We are testing whether these low-cost, easily replicable and scalable interventions can be successful in improving jobs-related and social outcomes for participating youth. If so, there is great potential for scale-up in Rio de Janeiro and in other parts of Brazil, especially as the Brazilian government is currently planning a major effort to modernize technical and vocational training and align this with private sector needs. We’ve already received quite a bit of attention in the Brazilian press (here, here, and here, for example).
Programe o seu Futuro is a labor of love but, in this case, love is not all we need. All partners are contributing what they can. Vila Olimpica is contributing space for the program and community outreach. Banco Maré, SICOOB, and the Blockchain Academy are contributing their curricula and expertise. SICOOB is, additionally, donating forty computers for a lab at Vila Olimpica which will serve the community for years to come. Brazil’s Securities and Exchange Commission, Comissao de Valores Mobiliarios (CVM) is providing local convening power and leading ongoing efforts to mobilize private sector partners to fund program scale-up and further testing (conditional on successful results from our initial RCT) and to create linkages with firms that may be interested in hiring Programe o Seu Futuro participants, since these youth are not part of the population that would not normally be considered by such firms (see their official press release). The World Bank is leading on the research side and contributing funds for the RCT, coordinating the broader effort, and linking the work to national policy.
Here's what some of our participants have to say so far:
Thamires, 19-years old, participating in Jovem Alerta: “The most interesting thing was learning about the details related to the labor market. we learned about how to take part in selection processes, how to deal with the work environment, how to dress for work, etc...I’ve already tried to start other courses and activities here, [but] this region does not have many options. This was the opportunity I found, and that’s why I chased it and came to class today.”

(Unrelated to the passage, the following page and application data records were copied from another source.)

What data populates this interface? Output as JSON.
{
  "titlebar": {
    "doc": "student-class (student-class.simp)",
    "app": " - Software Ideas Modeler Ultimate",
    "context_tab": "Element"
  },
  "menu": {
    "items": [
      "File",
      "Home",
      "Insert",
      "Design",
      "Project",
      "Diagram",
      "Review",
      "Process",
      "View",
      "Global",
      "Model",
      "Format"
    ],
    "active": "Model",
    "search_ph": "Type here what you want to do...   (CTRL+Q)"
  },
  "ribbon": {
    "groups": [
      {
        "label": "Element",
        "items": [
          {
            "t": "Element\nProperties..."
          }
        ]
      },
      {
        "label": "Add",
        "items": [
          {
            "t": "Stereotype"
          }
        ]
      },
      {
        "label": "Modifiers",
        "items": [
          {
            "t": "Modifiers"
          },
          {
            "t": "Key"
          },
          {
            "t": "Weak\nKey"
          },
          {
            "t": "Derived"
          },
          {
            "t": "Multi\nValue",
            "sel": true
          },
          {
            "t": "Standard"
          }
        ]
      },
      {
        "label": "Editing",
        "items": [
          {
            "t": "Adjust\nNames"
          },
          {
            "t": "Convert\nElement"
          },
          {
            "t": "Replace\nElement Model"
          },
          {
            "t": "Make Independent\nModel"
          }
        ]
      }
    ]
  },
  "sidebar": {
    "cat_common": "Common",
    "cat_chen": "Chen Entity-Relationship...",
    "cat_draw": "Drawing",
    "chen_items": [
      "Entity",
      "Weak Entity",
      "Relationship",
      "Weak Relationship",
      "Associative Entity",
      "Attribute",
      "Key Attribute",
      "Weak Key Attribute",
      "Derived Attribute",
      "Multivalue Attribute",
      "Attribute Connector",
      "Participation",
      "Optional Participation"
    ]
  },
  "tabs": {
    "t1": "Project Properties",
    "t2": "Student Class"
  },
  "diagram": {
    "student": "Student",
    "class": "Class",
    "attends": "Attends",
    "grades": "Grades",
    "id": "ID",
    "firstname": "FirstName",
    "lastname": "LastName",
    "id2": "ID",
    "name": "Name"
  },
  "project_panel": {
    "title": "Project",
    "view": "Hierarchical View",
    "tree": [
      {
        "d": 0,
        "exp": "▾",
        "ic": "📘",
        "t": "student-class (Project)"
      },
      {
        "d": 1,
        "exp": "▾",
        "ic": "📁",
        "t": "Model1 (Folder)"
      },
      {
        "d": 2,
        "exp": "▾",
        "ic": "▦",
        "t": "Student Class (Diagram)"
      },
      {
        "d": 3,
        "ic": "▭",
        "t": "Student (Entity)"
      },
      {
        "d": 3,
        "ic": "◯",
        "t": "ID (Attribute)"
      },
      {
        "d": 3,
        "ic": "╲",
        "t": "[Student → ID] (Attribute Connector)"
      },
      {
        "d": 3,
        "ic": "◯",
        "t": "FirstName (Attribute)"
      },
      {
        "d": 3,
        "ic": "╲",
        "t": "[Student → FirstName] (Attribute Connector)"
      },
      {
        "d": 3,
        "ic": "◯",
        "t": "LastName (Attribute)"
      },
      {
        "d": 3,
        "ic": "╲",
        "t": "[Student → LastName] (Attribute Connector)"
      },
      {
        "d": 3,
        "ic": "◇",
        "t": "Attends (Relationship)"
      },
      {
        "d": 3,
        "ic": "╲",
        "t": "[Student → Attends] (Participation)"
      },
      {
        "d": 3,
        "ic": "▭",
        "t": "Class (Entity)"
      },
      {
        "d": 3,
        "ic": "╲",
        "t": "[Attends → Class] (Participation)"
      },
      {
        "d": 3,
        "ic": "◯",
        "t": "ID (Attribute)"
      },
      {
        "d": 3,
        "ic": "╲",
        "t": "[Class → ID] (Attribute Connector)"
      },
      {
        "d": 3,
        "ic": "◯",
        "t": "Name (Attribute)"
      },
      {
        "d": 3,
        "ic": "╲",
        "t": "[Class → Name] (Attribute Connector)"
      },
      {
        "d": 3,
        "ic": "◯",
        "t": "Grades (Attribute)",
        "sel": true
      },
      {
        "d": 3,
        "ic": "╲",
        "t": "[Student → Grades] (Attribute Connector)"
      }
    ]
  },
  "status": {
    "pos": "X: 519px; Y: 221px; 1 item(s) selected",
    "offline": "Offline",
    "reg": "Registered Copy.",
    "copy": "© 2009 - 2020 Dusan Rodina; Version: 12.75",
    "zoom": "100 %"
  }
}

Rawide, 18 years old, participating in the programming course: “I think the class was very interesting...Now I know what programming means. I think about going to college. Maybe a Bachelor in Physical Education. But if I learn enough in this course, I now think I could also go on as a programmer... I’ve never seen courses like this being offered here. This is the first time!”